Polarity affects the amount of heat going into the base metal. By changing polarity, you can direct the amount of heat to where it is needed. When you use straight polarity, the majority of the heat is directed toward the workpiece. When you use reverse polarity, the heat is concentrated on the electrode. In some welding situations, it is desirable to have more heat on the workpiece because of its size and the need for more heat to melt the base metal than the electrode; therefore, when making large heavy deposits, you should use STRAIGHT POLARITY.
On the other hand, in overhead welding it is necessary to rapidly freeze the filler metal so the force of gravity will not cause it to fall. When you use REVERSE POLARITY, less heat is concentrated at the workpiece. This allows the filler metal to cool faster, giving it greater holding power. Cast-iron arc welding is another good example of the need to keep the workpiece cool; reverse polarity permits the deposits from the electrode to be applied rapidly while preventing overheating in the base metal.
In general, straight polarity is used for all mild steel, bare, or lightly coated electrodes. With these types of electrodes, the majority of heat is developed at the positive side of the current, the workpiece. However, when heavy-coated electrodes are used, the gases given off in the arc may alter the heat conditions so the
Figure 7-10.-Striking or brushing method of starting the arc.
opposite is true and the greatest heat is produced on the negative side. Electrode coatings affect the heat conditions differently. One type of heavy coating may provide the most desirable heat balance with straight polarity, while another type of coating on the same electrode may provide a more desirable heat balance with reverse polarity.
Reverse polarity is used in the welding of nonferrous metals, such as aluminum, bronze, Monel, and nickel. Reverse polarity is also used with some types of electrodes for making vertical and overhead welds.
You can recognize the proper polarity for a given electrode by the sharp, crackling sound of the arc. The wrong polarity causes the arc to emit a hissing sound, and the welding bead is difficult to control.

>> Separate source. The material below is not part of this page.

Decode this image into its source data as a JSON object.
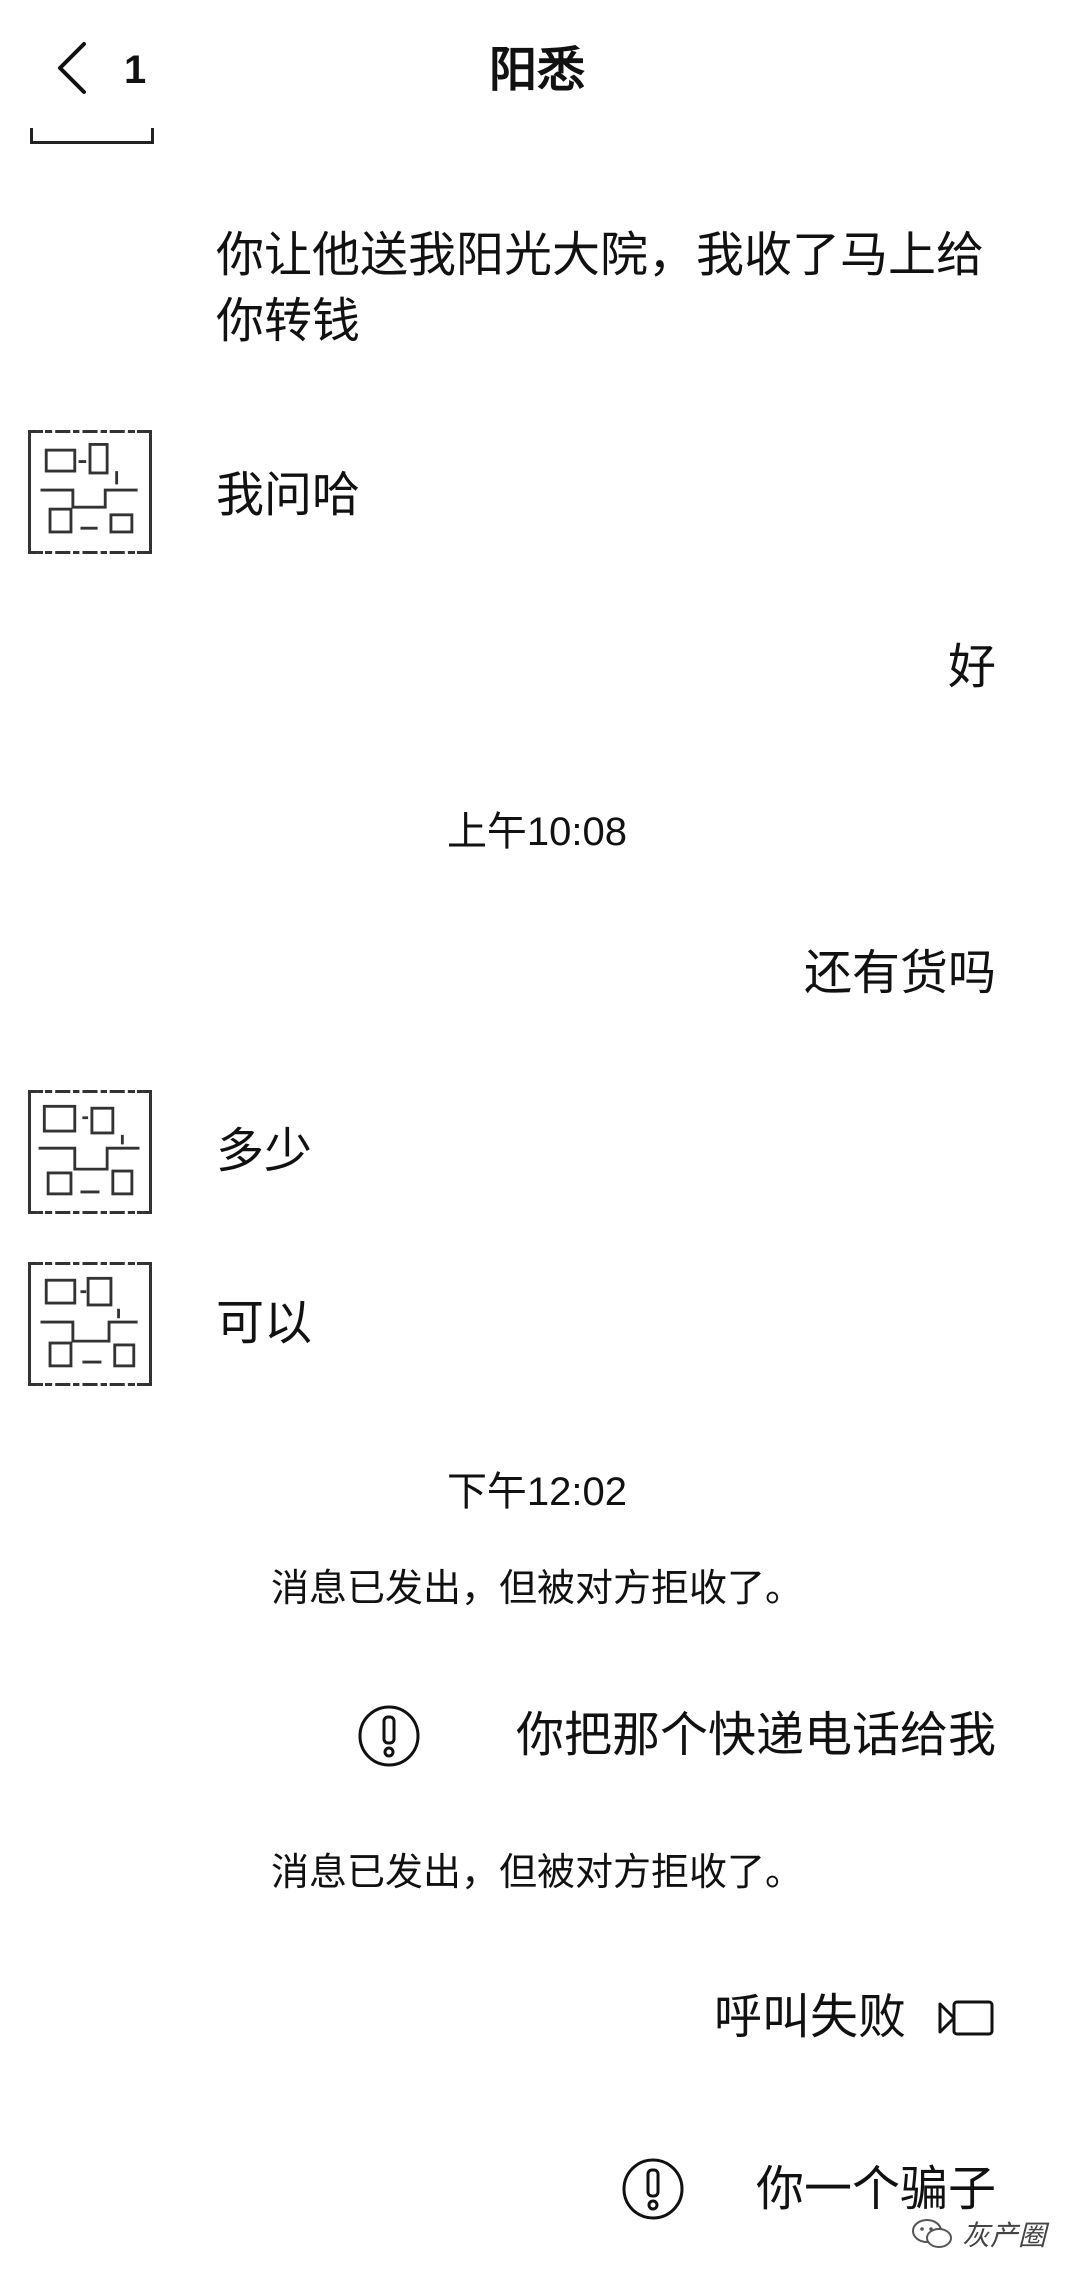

One disadvantage of direct-current welding is "arc blow." As stated earlier, arc blow causes the arc to wander while you are welding in corners on heavy metal or when using large-coated electrodes. Direct current flowing through the electrode, workpiece, and ground clamp generates a magnetic field around each of these units. This field can cause the arc to deviate from the intended path. The arc is usually deflected forward or backward along the line of travel and may cause excessive spatter and incomplete fusion. It also has the tendency to pull atmospheric gases into the arc, resulting in porosity.
Arc blow can often be corrected by one of the following methods: by changing the position of the ground clamp, by welding away from the ground clamp, or by changing the position of the workpiece.
Two basic methods are used for starting the arc: the STRIKING or BRUSHING method (fig. 7-10) and theContinue Reading